She is currently working on the Pollinator Project which focuses on improving the population of butterflies and stingless bees through surveys of these species across all of Wildlife Reserves Singapore's parks, studying different potential habitats, and enhancing existing ones.
While Delvinder exudes confidence and is knowledgeable about invertebrates now, this was not always the case.
When she started her posting with the invertebrates, she remembered having to come face-to-face with one of her greatest fears: the Madagascan Hissing Cockroaches.
With some of them nearly half a palm in size, these black-headed, brown-bodied, segmented creatures can scurry through the tanks at a dizzying pace. Each tank can hold up to a few hundred cockroaches - although Delvinder remembered her first tank being four times the size.
“I had to clean the whole tank full of cockroaches, and that was my first day working as an invertebrate keeper.
“As you can see, you can imagine the cockroaches were scurrying all around … Every time I put my hand in and the cockroaches scurry over, I would freak out and remove my hand from the tank,” she said.
It took her about a week to get over her fear, but having the opportunity to learn about these cockroaches, to understand them, and to hold her first cockroach, was crucial in getting over her fear, she said.
It is ignorance that causes people to fear invertebrates so much, said Delvinder.
“It shows as well, that when we don’t really understand the animals, we tend to stigmatise them, and that can also affect our outlook on them. So it’s something that I’ve learned, and I’m also helping others to learn it as well,” she said.
In fact, invertebrates play a larger role than most people might expect: comprising 97 per cent of the animal kingdom, they are important for the continued survival of all animal species on Earth, she said.
“There’s a line: ‘When the bees die, we die,’” said Delvinder. “It says a lot already. In a way, it’s a domino effect. Once the bottom foundation layer starts to go, everything else will continue as well, because not only are you taking the main runners of the ecosystem, you’re also taking away those who maintain the rainforest, you’re also taking away the food for the other animals.”
“SOMETHING THAT I DON’T THINK I EVER REGRET”
Looking back, Delvinder finds the learning the most rewarding part of her job.
“For me, it’s always the ability to learn something new.
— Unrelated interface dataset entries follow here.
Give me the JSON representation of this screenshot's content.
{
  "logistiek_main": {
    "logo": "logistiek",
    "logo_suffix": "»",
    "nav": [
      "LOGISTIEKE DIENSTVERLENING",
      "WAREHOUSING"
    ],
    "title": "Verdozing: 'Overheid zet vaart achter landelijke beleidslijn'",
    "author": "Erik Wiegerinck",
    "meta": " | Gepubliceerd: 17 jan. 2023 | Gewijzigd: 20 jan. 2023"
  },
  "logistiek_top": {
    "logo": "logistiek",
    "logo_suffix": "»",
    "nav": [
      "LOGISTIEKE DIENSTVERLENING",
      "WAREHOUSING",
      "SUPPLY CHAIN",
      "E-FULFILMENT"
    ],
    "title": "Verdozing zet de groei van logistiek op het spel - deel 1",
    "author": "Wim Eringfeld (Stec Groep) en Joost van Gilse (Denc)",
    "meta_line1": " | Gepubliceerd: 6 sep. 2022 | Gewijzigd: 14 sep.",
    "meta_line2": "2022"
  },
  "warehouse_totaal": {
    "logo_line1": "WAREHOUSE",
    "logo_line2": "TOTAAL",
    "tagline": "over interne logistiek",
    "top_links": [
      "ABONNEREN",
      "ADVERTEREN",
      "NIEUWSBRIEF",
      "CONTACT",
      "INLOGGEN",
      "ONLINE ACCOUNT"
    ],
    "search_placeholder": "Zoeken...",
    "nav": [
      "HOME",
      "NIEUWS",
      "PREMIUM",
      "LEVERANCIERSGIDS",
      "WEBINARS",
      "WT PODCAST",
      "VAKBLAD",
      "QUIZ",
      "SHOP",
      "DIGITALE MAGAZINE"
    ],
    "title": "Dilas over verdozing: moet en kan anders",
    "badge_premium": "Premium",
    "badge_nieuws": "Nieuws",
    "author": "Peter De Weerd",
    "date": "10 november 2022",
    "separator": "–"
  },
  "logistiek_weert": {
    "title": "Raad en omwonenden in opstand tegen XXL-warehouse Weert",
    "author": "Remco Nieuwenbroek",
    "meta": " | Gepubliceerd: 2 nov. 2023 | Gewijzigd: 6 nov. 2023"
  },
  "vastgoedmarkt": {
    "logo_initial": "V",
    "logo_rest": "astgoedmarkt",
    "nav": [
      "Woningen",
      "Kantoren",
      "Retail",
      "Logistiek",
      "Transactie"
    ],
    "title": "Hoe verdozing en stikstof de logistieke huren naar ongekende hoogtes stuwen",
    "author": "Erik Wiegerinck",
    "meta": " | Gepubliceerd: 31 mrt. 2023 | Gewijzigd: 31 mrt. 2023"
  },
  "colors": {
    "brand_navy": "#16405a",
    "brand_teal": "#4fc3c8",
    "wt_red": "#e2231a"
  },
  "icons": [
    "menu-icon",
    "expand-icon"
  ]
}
Every time we learn something new, we can apply it in a certain way, and (invertebrates) is an area which I personally think is very understudied.
“There’s so much that we should learn … So being able to play a part in that and working with the other members of my internal and external team is one of the most rewarding things for me,” she said.
And it’s this desire to learn, to contribute, and to work with these animals that continues to drive this accidental zookeeper.
“You don’t realise it the moment you walk in - it takes a bit of time to understand why we’re doing this, what do we get out of it, and how (our work) is helping … (I do this) because of my appreciation and understanding, and what I think the future should be for these animals,” she said.
Reflecting on her unconventional path, Delvinder said: “It's something I don't think I ever regret. It’s gotten me to this stage right now.
"It's feel that sometimes Singapore is a bit too fast-tracked, and we need to stand back and understand what we’re interested in, and for me, allow me to develop my passion as well.”